2. Functional
A functional CV, also called a skills-based CV, focuses on your skills and accomplishments instead of your degrees or job duties. You might consider writing a functional CV if you have extended gaps in employment or you are changing careers and have limited experience in the field you want to enter. By starting your CV with your accomplishments and skills that may benefit you in a new role, you can show employers your relevant strengths. You can then add your work experience and education sections. The first section of a functional CV is a detailed list of your skills. You can group your skills by category, such as customer service or communication, which allows you to provide specific information about your proficiencies in these areas. Then, you can provide a list of examples under each skill to show how you used them effectively in the workplace. For instance, you might add increased customer satisfaction by 30% within three months as a customer service example.

3. Combined
A combined CV is one that incorporates elements of the chronological and functional CV formats. It allows candidates to highlight both their skills and their experience by emphasising both sections equally. This type of CV may suit you if you have an extensive professional history with notable skills and accomplishments. It may also be helpful if you have experience in your industry but want to move to a different role within the field.

Combined CV usually start with a skills section.
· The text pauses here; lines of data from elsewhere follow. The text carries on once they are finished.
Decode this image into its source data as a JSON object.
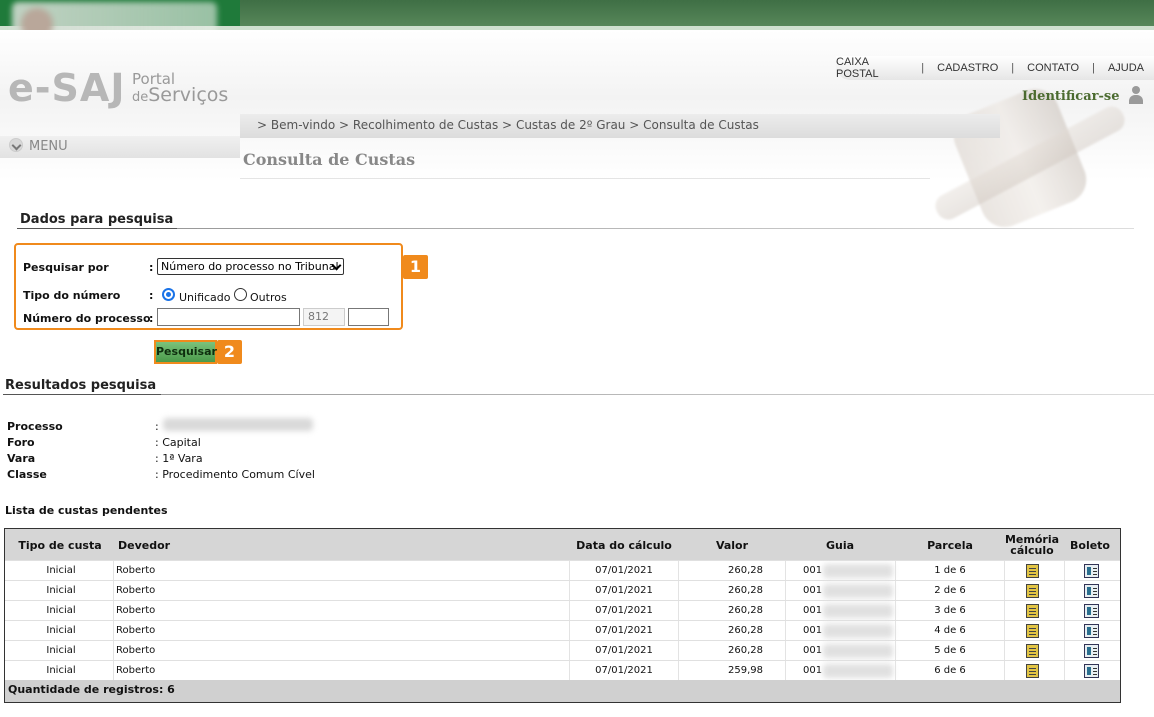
{
  "header": {
    "brand_esaj": "e-SAJ",
    "brand_portal": "Portal",
    "brand_de": "de",
    "brand_servicos": "Serviços",
    "nav": [
      "CAIXA POSTAL",
      "CADASTRO",
      "CONTATO",
      "AJUDA"
    ],
    "nav_separator": "|",
    "login_label": "Identificar-se",
    "menu_label": "MENU",
    "breadcrumb": [
      "Bem-vindo",
      "Recolhimento de Custas",
      "Custas de 2º Grau",
      "Consulta de Custas"
    ],
    "breadcrumb_sep": ">",
    "page_title": "Consulta de Custas"
  },
  "search": {
    "section_title": "Dados para pesquisa",
    "pesquisar_por_label": "Pesquisar por",
    "pesquisar_por_value": "Número do processo no Tribunal",
    "tipo_label": "Tipo do número",
    "tipo_options": [
      "Unificado",
      "Outros"
    ],
    "tipo_selected": "Unificado",
    "numero_label": "Número do processo",
    "numero_value": "",
    "numero_segment": "812",
    "numero_extra": "",
    "colon": ":",
    "button_label": "Pesquisar",
    "badge_1": "1",
    "badge_2": "2"
  },
  "results": {
    "section_title": "Resultados pesquisa",
    "fields": [
      {
        "label": "Processo",
        "value": ""
      },
      {
        "label": "Foro",
        "value": "Capital"
      },
      {
        "label": "Vara",
        "value": "1ª Vara"
      },
      {
        "label": "Classe",
        "value": "Procedimento Comum Cível"
      }
    ],
    "list_title": "Lista de custas pendentes"
  },
  "table": {
    "headers": {
      "tipo": "Tipo de custa",
      "devedor": "Devedor",
      "data": "Data do cálculo",
      "valor": "Valor",
      "guia": "Guia",
      "parcela": "Parcela",
      "memoria_1": "Memória",
      "memoria_2": "cálculo",
      "boleto": "Boleto"
    },
    "rows": [
      {
        "tipo": "Inicial",
        "devedor": "Roberto",
        "data": "07/01/2021",
        "valor": "260,28",
        "guia": "001",
        "parcela": "1 de 6"
      },
      {
        "tipo": "Inicial",
        "devedor": "Roberto",
        "data": "07/01/2021",
        "valor": "260,28",
        "guia": "001",
        "parcela": "2 de 6"
      },
      {
        "tipo": "Inicial",
        "devedor": "Roberto",
        "data": "07/01/2021",
        "valor": "260,28",
        "guia": "001",
        "parcela": "3 de 6"
      },
      {
        "tipo": "Inicial",
        "devedor": "Roberto",
        "data": "07/01/2021",
        "valor": "260,28",
        "guia": "001",
        "parcela": "4 de 6"
      },
      {
        "tipo": "Inicial",
        "devedor": "Roberto",
        "data": "07/01/2021",
        "valor": "260,28",
        "guia": "001",
        "parcela": "5 de 6"
      },
      {
        "tipo": "Inicial",
        "devedor": "Roberto",
        "data": "07/01/2021",
        "valor": "259,98",
        "guia": "001",
        "parcela": "6 de 6"
      }
    ],
    "footer": "Quantidade de registros: 6"
  },
  "icons": {
    "memoria": "calculation-memo-icon",
    "boleto": "boleto-icon",
    "user": "user-icon",
    "menu": "chevron-down-icon"
  },
  "colors": {
    "accent_highlight": "#f08a1c",
    "brand_green": "#1f7a3a",
    "login_green": "#4b6b2f",
    "button_green": "#5aa85a"
  }
}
You can use the same skill format as a functional CV, but try to include fewer skill categories and examples so you can transition to the work experience section. This allows hiring managers to review some of your strongest skills quickly and continue reviewing your CV without becoming distracted by extensive details about your proficiencies. In your work history section, use the chronological CV format by adding your current or most recent job first. You can then include your educational credentials, such as diplomas or degrees.

4. Creative
A creative CV is one that enables you to summarize your professional credentials while providing employers with an idea of your artistic style. This type of CV is suitable for jobs in creative fields in which design skills are beneficial, such as graphic design or photography. You can use any format for a creative CV based on your experience and career goals. For example, if you are an entry-level candidate, you may choose a chronological layout for your creative CV.
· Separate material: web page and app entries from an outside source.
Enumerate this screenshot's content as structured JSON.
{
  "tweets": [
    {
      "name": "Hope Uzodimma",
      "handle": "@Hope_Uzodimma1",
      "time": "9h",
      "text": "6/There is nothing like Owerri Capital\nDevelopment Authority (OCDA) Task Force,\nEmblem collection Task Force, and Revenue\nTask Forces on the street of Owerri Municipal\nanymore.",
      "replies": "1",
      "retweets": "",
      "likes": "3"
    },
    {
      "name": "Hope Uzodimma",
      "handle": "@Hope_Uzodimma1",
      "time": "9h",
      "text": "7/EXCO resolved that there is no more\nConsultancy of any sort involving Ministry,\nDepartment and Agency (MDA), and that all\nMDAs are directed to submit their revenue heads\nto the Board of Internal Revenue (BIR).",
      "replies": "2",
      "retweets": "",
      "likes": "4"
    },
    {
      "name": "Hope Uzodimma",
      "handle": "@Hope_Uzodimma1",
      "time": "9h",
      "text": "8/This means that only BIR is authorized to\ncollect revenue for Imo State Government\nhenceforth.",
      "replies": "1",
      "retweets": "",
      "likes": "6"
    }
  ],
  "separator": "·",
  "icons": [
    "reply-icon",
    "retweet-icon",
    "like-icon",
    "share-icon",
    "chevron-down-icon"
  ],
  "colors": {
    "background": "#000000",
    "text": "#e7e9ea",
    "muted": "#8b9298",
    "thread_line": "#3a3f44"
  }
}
What makes a creative CV different from other types is that it includes graphic elements that appeal to the reader. Common ways to add these elements include using different colours of text, creating visual aids like charts that showcase your skills and adding examples of your work, such as a photograph or logo. This can help you get the attention of hiring managers and show them your ability to create aesthetically appealing designs.

5. Academic
Academic CV have a specialized format that allows candidates to highlight their academic credentials extensively. This type is ideal for candidates who have graduate degrees and are pursuing a high-level career in academics, science or medicine. While other types of CV briefly summarize a candidate’s educational background, academic CV focus primarily on qualifications they earned while completing degree programmes.

The format of an academic CV may vary by role, as certain educational elements may suit the role you want more than others. For example, if you are seeking a job as a university instructor, you may begin your CV by listing your lecturing experience. If you are applying for a job as a scientist, you may include your research at the top of your CV. Other credentials you may add to an academic CV include awards, publications, reports and relevant skills.